(Exercise objective):
From the entries below, pull out each line where "电缆保护管有混凝土包封敷设" appears.
** Opening Given records block **
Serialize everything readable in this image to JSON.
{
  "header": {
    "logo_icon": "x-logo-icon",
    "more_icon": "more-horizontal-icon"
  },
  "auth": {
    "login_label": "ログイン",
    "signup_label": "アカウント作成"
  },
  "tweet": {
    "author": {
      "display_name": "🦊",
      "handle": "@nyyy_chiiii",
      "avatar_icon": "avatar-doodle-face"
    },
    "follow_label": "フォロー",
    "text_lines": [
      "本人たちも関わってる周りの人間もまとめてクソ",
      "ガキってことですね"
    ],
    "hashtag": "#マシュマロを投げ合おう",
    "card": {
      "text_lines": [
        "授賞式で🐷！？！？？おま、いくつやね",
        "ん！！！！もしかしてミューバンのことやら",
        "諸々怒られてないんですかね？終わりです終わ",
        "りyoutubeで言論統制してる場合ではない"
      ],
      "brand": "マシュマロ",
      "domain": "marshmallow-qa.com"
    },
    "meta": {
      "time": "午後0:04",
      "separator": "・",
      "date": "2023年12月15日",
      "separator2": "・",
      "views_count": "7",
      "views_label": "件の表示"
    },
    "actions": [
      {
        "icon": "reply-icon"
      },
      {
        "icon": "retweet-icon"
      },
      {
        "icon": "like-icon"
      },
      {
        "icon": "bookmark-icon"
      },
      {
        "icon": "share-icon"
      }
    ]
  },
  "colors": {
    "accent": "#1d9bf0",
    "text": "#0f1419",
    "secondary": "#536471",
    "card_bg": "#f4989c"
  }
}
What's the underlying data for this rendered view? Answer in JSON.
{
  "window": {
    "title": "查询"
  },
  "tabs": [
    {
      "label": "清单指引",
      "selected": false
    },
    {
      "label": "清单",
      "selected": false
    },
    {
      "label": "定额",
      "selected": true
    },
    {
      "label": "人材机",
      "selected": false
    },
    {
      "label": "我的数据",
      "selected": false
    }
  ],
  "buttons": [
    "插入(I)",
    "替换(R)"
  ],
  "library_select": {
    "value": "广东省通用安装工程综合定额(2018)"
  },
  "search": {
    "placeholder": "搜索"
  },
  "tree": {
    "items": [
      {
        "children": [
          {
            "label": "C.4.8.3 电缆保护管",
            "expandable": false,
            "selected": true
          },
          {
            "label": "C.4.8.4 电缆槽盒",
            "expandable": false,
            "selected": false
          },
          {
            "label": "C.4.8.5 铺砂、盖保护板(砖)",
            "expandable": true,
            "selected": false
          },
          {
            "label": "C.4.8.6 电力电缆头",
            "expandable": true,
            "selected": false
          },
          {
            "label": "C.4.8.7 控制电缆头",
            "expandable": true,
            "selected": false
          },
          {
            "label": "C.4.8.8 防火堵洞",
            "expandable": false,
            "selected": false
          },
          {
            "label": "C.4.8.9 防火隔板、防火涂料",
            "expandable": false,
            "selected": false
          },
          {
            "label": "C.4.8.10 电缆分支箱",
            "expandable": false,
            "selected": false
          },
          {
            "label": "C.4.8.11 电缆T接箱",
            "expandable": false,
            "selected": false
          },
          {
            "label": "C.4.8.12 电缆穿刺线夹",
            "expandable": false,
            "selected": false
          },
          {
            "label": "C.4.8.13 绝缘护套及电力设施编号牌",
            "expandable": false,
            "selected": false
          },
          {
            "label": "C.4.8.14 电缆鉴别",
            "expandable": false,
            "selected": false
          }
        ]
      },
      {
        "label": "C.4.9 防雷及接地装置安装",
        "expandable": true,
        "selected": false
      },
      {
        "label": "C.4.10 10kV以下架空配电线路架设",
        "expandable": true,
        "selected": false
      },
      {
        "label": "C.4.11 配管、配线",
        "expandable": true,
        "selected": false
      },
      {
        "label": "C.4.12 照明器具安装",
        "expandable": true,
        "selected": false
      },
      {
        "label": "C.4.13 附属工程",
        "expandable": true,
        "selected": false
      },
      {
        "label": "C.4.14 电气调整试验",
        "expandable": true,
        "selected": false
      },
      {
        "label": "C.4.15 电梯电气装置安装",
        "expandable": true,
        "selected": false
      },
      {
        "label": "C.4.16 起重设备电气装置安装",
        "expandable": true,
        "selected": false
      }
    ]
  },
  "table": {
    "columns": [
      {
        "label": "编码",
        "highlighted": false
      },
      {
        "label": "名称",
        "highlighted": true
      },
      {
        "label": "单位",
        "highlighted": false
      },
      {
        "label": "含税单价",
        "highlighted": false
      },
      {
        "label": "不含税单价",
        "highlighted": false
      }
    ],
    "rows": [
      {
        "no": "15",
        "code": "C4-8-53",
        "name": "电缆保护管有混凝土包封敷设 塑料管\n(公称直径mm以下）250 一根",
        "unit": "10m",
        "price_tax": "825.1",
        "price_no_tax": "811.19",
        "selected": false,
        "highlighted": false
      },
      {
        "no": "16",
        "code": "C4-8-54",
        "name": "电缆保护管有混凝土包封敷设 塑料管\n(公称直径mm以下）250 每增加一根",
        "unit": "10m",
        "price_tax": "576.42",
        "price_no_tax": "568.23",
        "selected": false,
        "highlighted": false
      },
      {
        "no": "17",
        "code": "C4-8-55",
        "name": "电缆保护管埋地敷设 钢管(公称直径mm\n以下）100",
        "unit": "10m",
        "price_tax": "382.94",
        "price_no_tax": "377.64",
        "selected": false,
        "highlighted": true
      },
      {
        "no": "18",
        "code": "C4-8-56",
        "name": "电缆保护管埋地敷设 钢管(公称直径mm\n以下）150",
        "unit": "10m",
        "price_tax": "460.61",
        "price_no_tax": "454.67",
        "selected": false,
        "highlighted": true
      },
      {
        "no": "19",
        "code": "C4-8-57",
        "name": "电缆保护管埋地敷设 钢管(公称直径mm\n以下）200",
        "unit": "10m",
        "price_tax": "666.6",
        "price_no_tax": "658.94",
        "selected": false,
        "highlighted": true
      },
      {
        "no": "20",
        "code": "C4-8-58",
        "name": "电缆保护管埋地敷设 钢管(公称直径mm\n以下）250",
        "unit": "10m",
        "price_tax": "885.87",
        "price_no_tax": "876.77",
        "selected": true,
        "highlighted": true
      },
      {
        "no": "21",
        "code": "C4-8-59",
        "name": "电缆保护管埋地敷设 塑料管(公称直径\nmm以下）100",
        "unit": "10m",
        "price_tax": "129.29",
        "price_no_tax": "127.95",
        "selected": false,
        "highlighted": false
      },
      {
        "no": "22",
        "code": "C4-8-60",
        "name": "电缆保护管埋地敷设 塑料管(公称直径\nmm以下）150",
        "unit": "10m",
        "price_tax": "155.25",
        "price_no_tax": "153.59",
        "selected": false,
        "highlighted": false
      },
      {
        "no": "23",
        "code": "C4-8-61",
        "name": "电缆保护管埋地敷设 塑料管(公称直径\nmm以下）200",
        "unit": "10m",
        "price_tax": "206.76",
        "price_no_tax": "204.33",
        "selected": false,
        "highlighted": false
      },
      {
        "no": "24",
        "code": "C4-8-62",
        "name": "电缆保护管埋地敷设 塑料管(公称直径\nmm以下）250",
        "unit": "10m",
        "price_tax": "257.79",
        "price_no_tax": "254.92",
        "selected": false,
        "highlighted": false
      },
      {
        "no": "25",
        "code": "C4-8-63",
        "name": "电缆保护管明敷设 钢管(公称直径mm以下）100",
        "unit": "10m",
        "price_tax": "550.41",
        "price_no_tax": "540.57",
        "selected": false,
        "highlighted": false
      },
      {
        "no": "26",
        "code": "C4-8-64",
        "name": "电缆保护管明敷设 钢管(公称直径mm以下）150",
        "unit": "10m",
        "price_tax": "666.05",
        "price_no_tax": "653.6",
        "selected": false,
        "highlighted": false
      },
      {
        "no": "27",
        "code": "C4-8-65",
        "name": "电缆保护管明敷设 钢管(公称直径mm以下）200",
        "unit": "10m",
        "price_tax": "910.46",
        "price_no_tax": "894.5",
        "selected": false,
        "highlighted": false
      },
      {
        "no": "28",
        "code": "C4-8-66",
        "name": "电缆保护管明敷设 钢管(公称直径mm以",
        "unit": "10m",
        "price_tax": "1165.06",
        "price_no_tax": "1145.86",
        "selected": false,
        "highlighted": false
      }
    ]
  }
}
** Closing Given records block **
(Response area):
        "name": "电缆保护管有混凝土包封敷设 塑料管\n(公称直径mm以下）250 一根",
        "name": "电缆保护管有混凝土包封敷设 塑料管\n(公称直径mm以下）250 每增加一根",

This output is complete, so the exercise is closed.